Auggie Wren, a smoke shop owner; Paul Benjamin, a novelist; Rashid, a black teenage boy; Cyrus Cole, a one-armed black filling station owner; Ruby, Auggie’s one-eyed former girlfriend—these make up much of the dramatis personae of the intelligent and absorbing 1995 American film, Smoke, directed by Wayne Wang and written by novelist Paul Auster.  Somebody in the film complains it is only a matter of time before society outlaws smoking, wanting it to vanish as surely as the smoke of every lighted cigarette does.  At least for the present, though, smoking is one of the few pleasures the characters here enjoy, particularly Auggie and Paul.  Tobacco has its evanescence, and so does happiness; the characters know what it’s like to look smoke in the eye, as it were.

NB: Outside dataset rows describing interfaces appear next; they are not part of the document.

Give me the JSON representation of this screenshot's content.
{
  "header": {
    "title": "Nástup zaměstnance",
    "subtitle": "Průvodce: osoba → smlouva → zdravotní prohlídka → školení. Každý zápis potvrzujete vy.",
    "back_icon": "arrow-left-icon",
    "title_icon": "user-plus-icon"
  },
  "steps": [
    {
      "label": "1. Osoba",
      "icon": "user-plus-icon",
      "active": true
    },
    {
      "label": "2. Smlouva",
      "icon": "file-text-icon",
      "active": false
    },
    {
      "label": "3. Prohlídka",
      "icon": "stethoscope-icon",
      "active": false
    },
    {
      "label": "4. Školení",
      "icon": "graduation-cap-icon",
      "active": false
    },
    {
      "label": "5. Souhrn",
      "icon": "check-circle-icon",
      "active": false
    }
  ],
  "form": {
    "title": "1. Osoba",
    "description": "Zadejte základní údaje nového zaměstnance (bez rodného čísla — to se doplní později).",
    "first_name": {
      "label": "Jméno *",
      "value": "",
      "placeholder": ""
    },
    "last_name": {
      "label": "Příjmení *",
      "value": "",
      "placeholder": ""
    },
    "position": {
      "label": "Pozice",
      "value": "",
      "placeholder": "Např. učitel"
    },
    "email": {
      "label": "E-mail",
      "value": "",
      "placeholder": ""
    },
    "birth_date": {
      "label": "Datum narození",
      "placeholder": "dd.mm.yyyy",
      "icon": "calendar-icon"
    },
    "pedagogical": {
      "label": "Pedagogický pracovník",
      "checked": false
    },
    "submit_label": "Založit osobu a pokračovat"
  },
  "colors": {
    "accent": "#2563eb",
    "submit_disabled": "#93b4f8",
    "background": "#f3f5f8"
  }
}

Auggie once shoplifted for Ruby and was given by a judge the choice between jail and the military.  Opting for the latter, serving his time, he was abandoned by thoughtless Ruby for another man.  What light there was in Auggie’s life was evanescent: smoke.  Ruby herself (played by Stockard Channing with astonishing control and pleasant force) has a grown, cocaine-addicted, foul-mouthed daughter who excoriates her.  Paul has experienced a writer’s block ever since his wife and unborn child were accidentally gunned down in the street.  Cyrus lost his arm after drunkenly crashing his car and consequently killing his wife (God, he says, took away that particular limb to remind him of what “a bad, stupid, selfish man” he is), which woman happens to have been Rashid’s mother (Cyrus is his father).  Rashid grew up without either of his parents since Cyrus forsook him years ago the way Ruby forsook Auggie.  Now he is running from thieving thugs.

Not that there isn’t any hope here; a bit of uplift results merely from the idea of slowing down now and then, taking one’s time, for the sake of personal equilibrium.  At least one critic has indicated that having a smoke requires slowing down.  Further, there are some virtuous deeds done, though never mind the stupid phrase “random acts of kindness” that one magazine review in particular used to describe them.  Random acts of kindness do not exist, random meaning without purpose or design.  The various acts of kindness here are all purposeful.

Smoke is a healthy, even edifying, achievement.

Cover of "Smoke"

Cover of Smoke